* [Work instruction]
Could the data below please be reproduced word for word, without the pictures?

· · · ·

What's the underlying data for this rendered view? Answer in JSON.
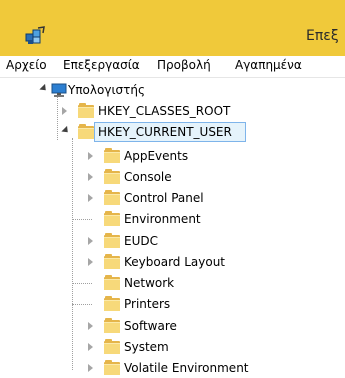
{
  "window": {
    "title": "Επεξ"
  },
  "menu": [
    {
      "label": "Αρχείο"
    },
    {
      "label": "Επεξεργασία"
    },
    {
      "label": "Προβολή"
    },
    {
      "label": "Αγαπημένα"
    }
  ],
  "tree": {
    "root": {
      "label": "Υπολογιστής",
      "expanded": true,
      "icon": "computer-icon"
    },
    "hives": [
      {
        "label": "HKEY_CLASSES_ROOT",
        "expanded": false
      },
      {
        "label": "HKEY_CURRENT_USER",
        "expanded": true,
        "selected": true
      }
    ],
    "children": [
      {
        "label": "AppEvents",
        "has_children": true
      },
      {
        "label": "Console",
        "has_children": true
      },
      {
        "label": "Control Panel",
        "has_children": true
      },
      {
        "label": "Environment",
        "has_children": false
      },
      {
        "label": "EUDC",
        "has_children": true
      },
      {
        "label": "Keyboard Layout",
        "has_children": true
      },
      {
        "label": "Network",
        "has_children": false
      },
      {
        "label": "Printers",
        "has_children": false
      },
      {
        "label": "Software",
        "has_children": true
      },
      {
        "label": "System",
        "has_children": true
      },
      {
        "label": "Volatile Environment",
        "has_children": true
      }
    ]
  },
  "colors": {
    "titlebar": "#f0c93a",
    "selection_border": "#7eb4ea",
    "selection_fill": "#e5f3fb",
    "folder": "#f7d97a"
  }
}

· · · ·

* [Reply]
What's the underlying data for this rendered view? Answer in JSON.
{
  "window": {
    "title": "Επεξ"
  },
  "menu": [
    {
      "label": "Αρχείο"
    },
    {
      "label": "Επεξεργασία"
    },
    {
      "label": "Προβολή"
    },
    {
      "label": "Αγαπημένα"
    }
  ],
  "tree": {
    "root": {
      "label": "Υπολογιστής",
      "expanded": true,
      "icon": "computer-icon"
    },
    "hives": [
      {
        "label": "HKEY_CLASSES_ROOT",
        "expanded": false
      },
      {
        "label": "HKEY_CURRENT_USER",
        "expanded": true,
        "selected": true
      }
    ],
    "children": [
      {
        "label": "AppEvents",
        "has_children": true
      },
      {
        "label": "Console",
        "has_children": true
      },
      {
        "label": "Control Panel",
        "has_children": true
      },
      {
        "label": "Environment",
        "has_children": false
      },
      {
        "label": "EUDC",
        "has_children": true
      },
      {
        "label": "Keyboard Layout",
        "has_children": true
      },
      {
        "label": "Network",
        "has_children": false
      },
      {
        "label": "Printers",
        "has_children": false
      },
      {
        "label": "Software",
        "has_children": true
      },
      {
        "label": "System",
        "has_children": true
      },
      {
        "label": "Volatile Environment",
        "has_children": true
      }
    ]
  },
  "colors": {
    "titlebar": "#f0c93a",
    "selection_border": "#7eb4ea",
    "selection_fill": "#e5f3fb",
    "folder": "#f7d97a"
  }
}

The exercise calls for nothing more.